State forests boost U.P. timber industry

Michigan State Roundup

Published January 1, 1994  | January 1994 issue

In a move that will help stabilize the state's timber industry, the Michigan Legislature allotted an additional $900,000 to the state's timber sale budget for fiscal 1993-94.

The funds make possible the hiring of additional state forestry workers to prepare trees for cutting and offer loggers about 100,000 cords more timber, bringing state harvests to a total of about 900,000 cords. "This new funding is unprecedented in a tight budget year," says Peter Grieves, executive director of the Michigan Association of Timbermen. Grieves adds that the legislation is a recognition of the importance of the state's timber industry.

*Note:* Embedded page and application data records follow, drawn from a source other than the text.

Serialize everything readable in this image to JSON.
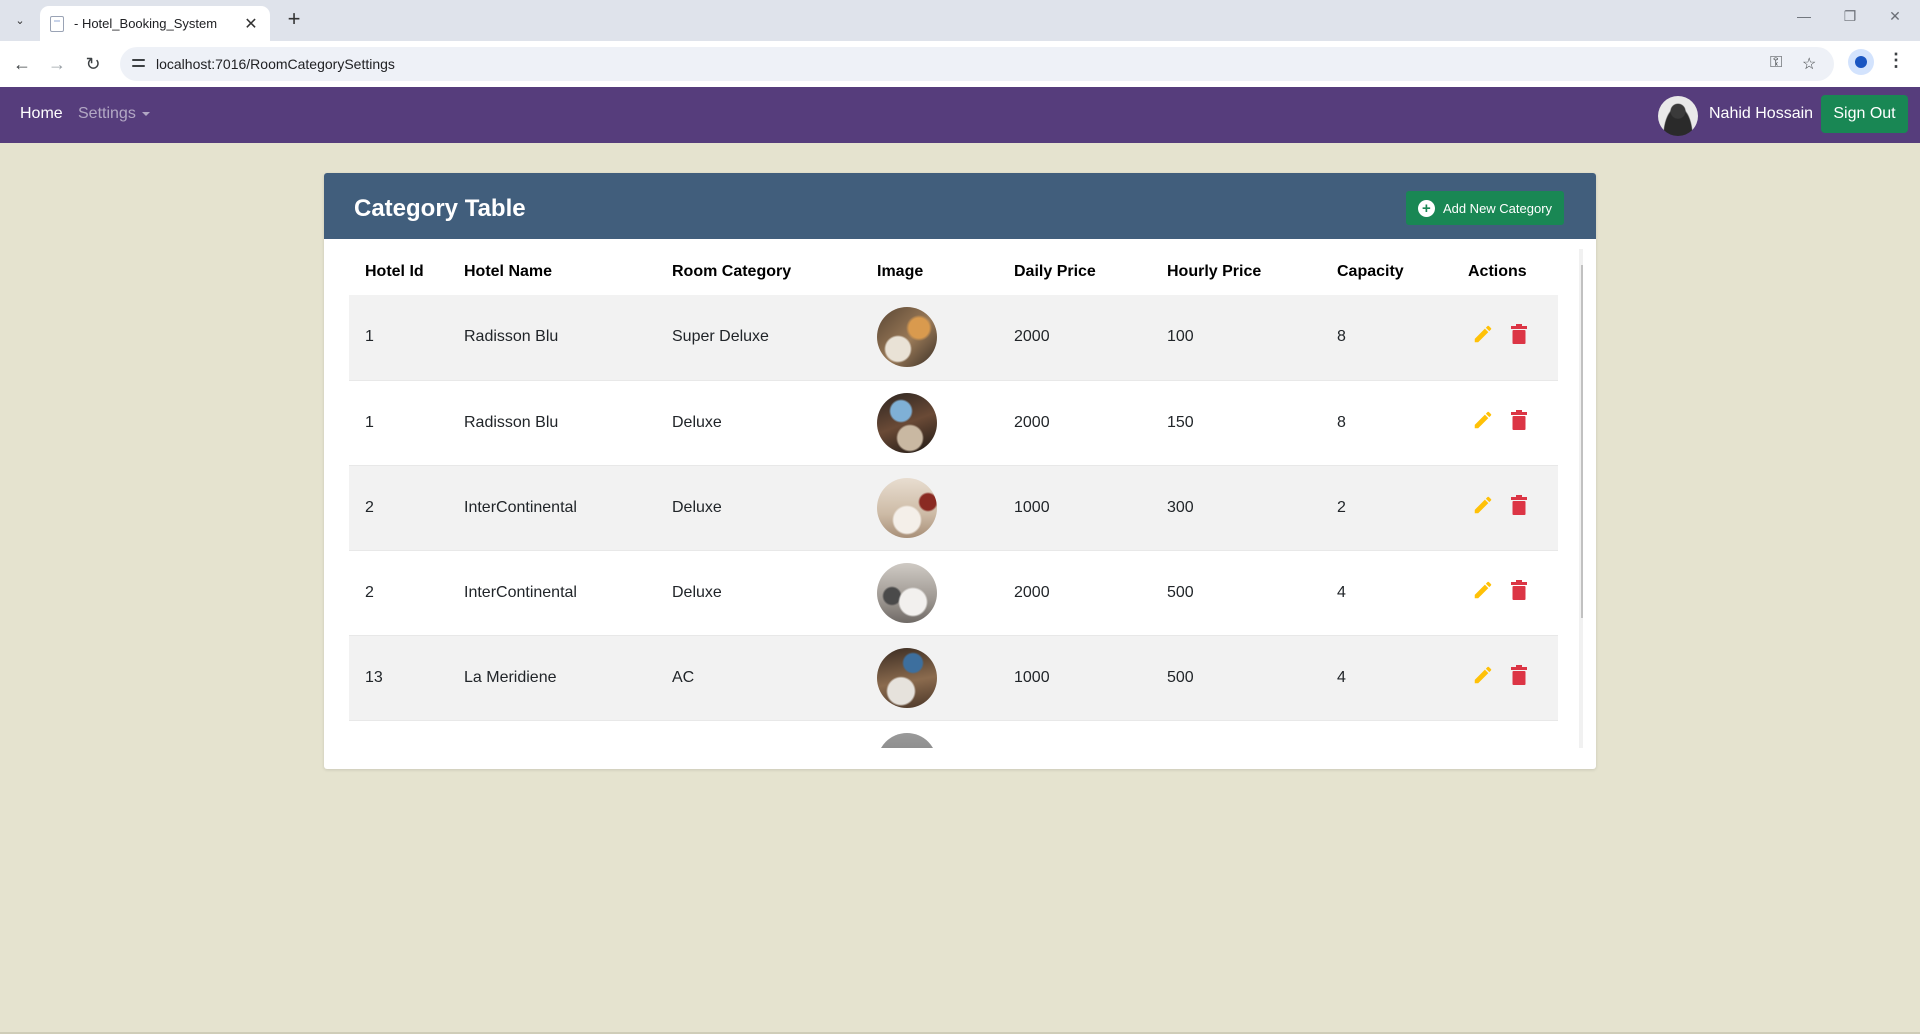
{
  "browser": {
    "tab_title": "- Hotel_Booking_System",
    "url": "localhost:7016/RoomCategorySettings",
    "tab_search_glyph": "⌄",
    "close_glyph": "✕",
    "new_tab_glyph": "+",
    "back_glyph": "←",
    "forward_glyph": "→",
    "reload_glyph": "↻",
    "minimize_glyph": "—",
    "maximize_glyph": "❐",
    "window_close_glyph": "✕",
    "menu_glyph": "⋮",
    "star_glyph": "☆",
    "key_glyph": "⚿"
  },
  "navbar": {
    "home_label": "Home",
    "settings_label": "Settings",
    "user_name": "Nahid Hossain",
    "signout_label": "Sign Out"
  },
  "card": {
    "title": "Category Table",
    "add_button_label": "Add New Category",
    "plus_glyph": "+"
  },
  "table": {
    "columns": [
      "Hotel Id",
      "Hotel Name",
      "Room Category",
      "Image",
      "Daily Price",
      "Hourly Price",
      "Capacity",
      "Actions"
    ],
    "rows": [
      {
        "hotel_id": "1",
        "hotel_name": "Radisson Blu",
        "room_category": "Super Deluxe",
        "daily_price": "2000",
        "hourly_price": "100",
        "capacity": "8"
      },
      {
        "hotel_id": "1",
        "hotel_name": "Radisson Blu",
        "room_category": "Deluxe",
        "daily_price": "2000",
        "hourly_price": "150",
        "capacity": "8"
      },
      {
        "hotel_id": "2",
        "hotel_name": "InterContinental",
        "room_category": "Deluxe",
        "daily_price": "1000",
        "hourly_price": "300",
        "capacity": "2"
      },
      {
        "hotel_id": "2",
        "hotel_name": "InterContinental",
        "room_category": "Deluxe",
        "daily_price": "2000",
        "hourly_price": "500",
        "capacity": "4"
      },
      {
        "hotel_id": "13",
        "hotel_name": "La Meridiene",
        "room_category": "AC",
        "daily_price": "1000",
        "hourly_price": "500",
        "capacity": "4"
      }
    ]
  },
  "colors": {
    "navbar": "#563d7c",
    "card_header": "#415e7c",
    "button_green": "#198754",
    "edit_icon": "#ffc107",
    "delete_icon": "#dc3545",
    "page_background": "#e5e3cf"
  }
}
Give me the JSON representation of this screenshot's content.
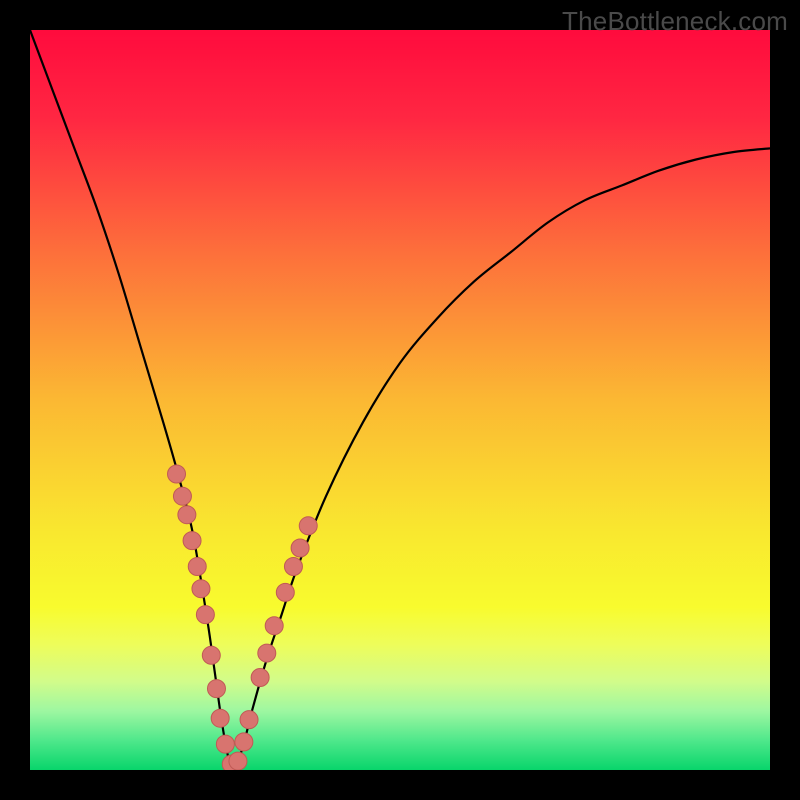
{
  "watermark": "TheBottleneck.com",
  "colors": {
    "background": "#000000",
    "gradient_stops": [
      {
        "pos": 0.0,
        "color": "#ff0b3d"
      },
      {
        "pos": 0.12,
        "color": "#ff2742"
      },
      {
        "pos": 0.3,
        "color": "#fd6f3b"
      },
      {
        "pos": 0.5,
        "color": "#fbb833"
      },
      {
        "pos": 0.68,
        "color": "#f9e82f"
      },
      {
        "pos": 0.78,
        "color": "#f8fb2e"
      },
      {
        "pos": 0.83,
        "color": "#eefd5a"
      },
      {
        "pos": 0.88,
        "color": "#d2fc8a"
      },
      {
        "pos": 0.92,
        "color": "#9ef7a1"
      },
      {
        "pos": 0.96,
        "color": "#4fe88b"
      },
      {
        "pos": 1.0,
        "color": "#08d56b"
      }
    ],
    "curve": "#000000",
    "marker_fill": "#d8746f",
    "marker_stroke": "#c05a55"
  },
  "chart_data": {
    "type": "line",
    "title": "",
    "xlabel": "",
    "ylabel": "",
    "xlim": [
      0,
      100
    ],
    "ylim": [
      0,
      100
    ],
    "note": "Axes are unlabeled. x is horizontal position (0=left,100=right); y is bottleneck-error-like metric (0=bottom/green,100=top/red). The curve reaches minimum near x≈27, y≈0.",
    "series": [
      {
        "name": "bottleneck-curve",
        "x": [
          0,
          3,
          6,
          9,
          12,
          15,
          18,
          20,
          22,
          24,
          25,
          26,
          27,
          28,
          29,
          30,
          32,
          34,
          36,
          40,
          45,
          50,
          55,
          60,
          65,
          70,
          75,
          80,
          85,
          90,
          95,
          100
        ],
        "y": [
          100,
          92,
          84,
          76,
          67,
          57,
          47,
          40,
          32,
          20,
          13,
          6,
          1,
          1,
          4,
          8,
          15,
          21,
          27,
          37,
          47,
          55,
          61,
          66,
          70,
          74,
          77,
          79,
          81,
          82.5,
          83.5,
          84
        ]
      }
    ],
    "markers": {
      "name": "highlight-points",
      "x": [
        19.8,
        20.6,
        21.2,
        21.9,
        22.6,
        23.1,
        23.7,
        24.5,
        25.2,
        25.7,
        26.4,
        27.2,
        28.1,
        28.9,
        29.6,
        31.1,
        32.0,
        33.0,
        34.5,
        35.6,
        36.5,
        37.6
      ],
      "y": [
        40.0,
        37.0,
        34.5,
        31.0,
        27.5,
        24.5,
        21.0,
        15.5,
        11.0,
        7.0,
        3.5,
        0.8,
        1.2,
        3.8,
        6.8,
        12.5,
        15.8,
        19.5,
        24.0,
        27.5,
        30.0,
        33.0
      ]
    }
  }
}
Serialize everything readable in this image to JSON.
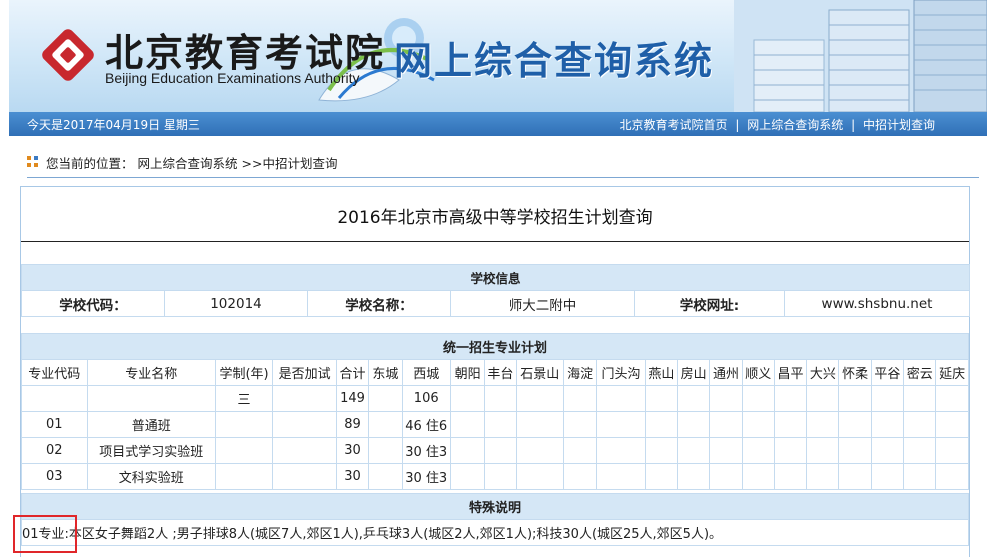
{
  "header": {
    "logo_cn": "北京教育考试院",
    "logo_en": "Beijing Education Examinations Authority",
    "system_title": "网上综合查询系统"
  },
  "navbar": {
    "date": "今天是2017年04月19日  星期三",
    "links": [
      "北京教育考试院首页",
      "网上综合查询系统",
      "中招计划查询"
    ],
    "separator": "|"
  },
  "breadcrumb": {
    "prefix": "您当前的位置：",
    "items": [
      "网上综合查询系统",
      ">>中招计划查询"
    ]
  },
  "page_title": "2016年北京市高级中等学校招生计划查询",
  "school_info": {
    "section": "学校信息",
    "code_label": "学校代码：",
    "code": "102014",
    "name_label": "学校名称：",
    "name": "师大二附中",
    "site_label": "学校网址:",
    "site": "www.shsbnu.net"
  },
  "plan": {
    "section": "统一招生专业计划",
    "columns": [
      "专业代码",
      "专业名称",
      "学制(年)",
      "是否加试",
      "合计",
      "东城",
      "西城",
      "朝阳",
      "丰台",
      "石景山",
      "海淀",
      "门头沟",
      "燕山",
      "房山",
      "通州",
      "顺义",
      "昌平",
      "大兴",
      "怀柔",
      "平谷",
      "密云",
      "延庆"
    ],
    "rows": [
      [
        "",
        "",
        "三",
        "",
        "149",
        "",
        "106",
        "",
        "",
        "",
        "",
        "",
        "",
        "",
        "",
        "",
        "",
        "",
        "",
        "",
        "",
        ""
      ],
      [
        "01",
        "普通班",
        "",
        "",
        "89",
        "",
        "46 住6",
        "",
        "",
        "",
        "",
        "",
        "",
        "",
        "",
        "",
        "",
        "",
        "",
        "",
        "",
        ""
      ],
      [
        "02",
        "项目式学习实验班",
        "",
        "",
        "30",
        "",
        "30 住3",
        "",
        "",
        "",
        "",
        "",
        "",
        "",
        "",
        "",
        "",
        "",
        "",
        "",
        "",
        ""
      ],
      [
        "03",
        "文科实验班",
        "",
        "",
        "30",
        "",
        "30 住3",
        "",
        "",
        "",
        "",
        "",
        "",
        "",
        "",
        "",
        "",
        "",
        "",
        "",
        "",
        ""
      ]
    ]
  },
  "special": {
    "section": "特殊说明",
    "text": "01专业:本区女子舞蹈2人 ;男子排球8人(城区7人,郊区1人),乒乓球3人(城区2人,郊区1人);科技30人(城区25人,郊区5人)。"
  },
  "colors": {
    "nav_bar": "#2f6fb6",
    "section_bg": "#d5e7f6",
    "title_blue": "#1f5fa8",
    "highlight_red": "#e0262a"
  }
}
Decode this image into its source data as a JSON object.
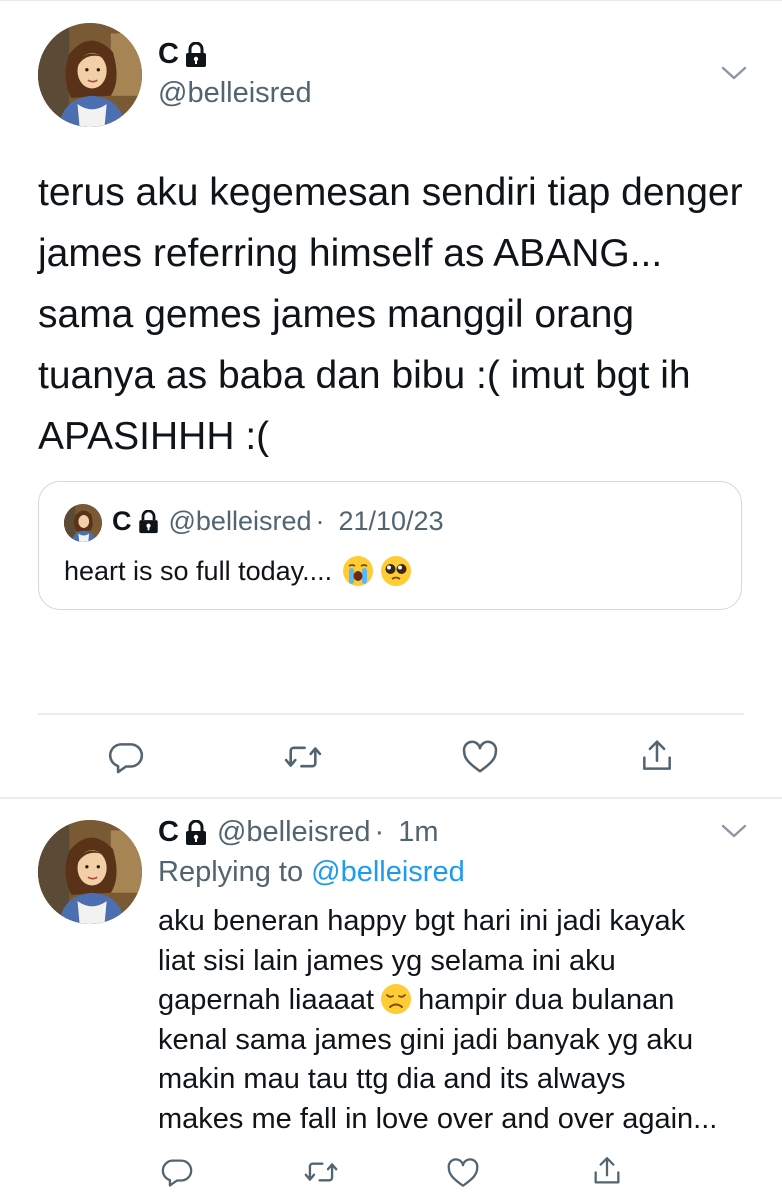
{
  "main_tweet": {
    "display_name": "C",
    "handle": "@belleisred",
    "text": "terus aku kegemesan sendiri tiap denger james referring himself as ABANG... sama gemes james manggil orang tuanya as baba dan bibu :( imut bgt ih APASIHHH :(",
    "avatar": "belle-avatar",
    "lock_icon": "lock-icon",
    "menu_icon": "chevron-down-icon"
  },
  "quoted_tweet": {
    "display_name": "C",
    "handle": "@belleisred",
    "separator": "·",
    "date": "21/10/23",
    "text": "heart is so full today....",
    "emojis": [
      "loudly-crying-face-emoji",
      "pleading-face-emoji"
    ]
  },
  "actions": {
    "reply_icon": "reply-icon",
    "retweet_icon": "retweet-icon",
    "like_icon": "heart-icon",
    "share_icon": "share-icon"
  },
  "reply_tweet": {
    "display_name": "C",
    "handle": "@belleisred",
    "separator": "·",
    "time": "1m",
    "replying_prefix": "Replying to",
    "replying_to": "@belleisred",
    "lines": {
      "l1": "aku beneran happy bgt hari ini jadi kayak",
      "l2": "liat sisi lain james yg selama ini aku",
      "l3a": "gapernah liaaaat",
      "l3b": "hampir dua bulanan",
      "l4": "kenal sama james gini jadi banyak yg aku",
      "l5": "makin mau tau ttg dia and its always",
      "l6": "makes me fall in love over and over again..."
    },
    "inline_emoji": "disappointed-face-emoji"
  },
  "colors": {
    "text": "#0f1419",
    "secondary": "#536471",
    "link": "#1d9bf0",
    "border": "#cfd9de"
  }
}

Based on a study prepared for the Timbermen Association, the trickle-down impact of the additional timber will be about $391 of new economic activity for every cord of wood harvested. In addition, the harvest is expected to create a total of nearly 1,400 new jobs and bring an additional $1 million in state tax revenue. The state's move also "provides security for the jobs that are there now," Grieves says.

In an aggressive market climate, Grieves says, the extra timber will command high stumpage fees. With timber supplies in the Upper Peninsula (U.P.) impacted by a timber shortage in the West, stumpage fees, the price paid for the right to harvest timber, have increased by over 20 percent, Grieves says.

In addition to the vote of confidence from the state Legislature, another program that will contribute to the viability of the U.P.'s timber industry is the Michigan Forest Development Fund. The fund is a prototype for a national program that allows the state to sell $20 million in revenue bonds. The proceeds from the bond sales go toward making an investment in the best-yielding forest practices. The bondholder would be repaid with revenues from results of the program. "These programs realize the potential that exists in the forest lands," Grieves says.

Forestry adds about $5 billion to the state economy annually and employs one of every 15 manufacturing workers.

Kathy Cobb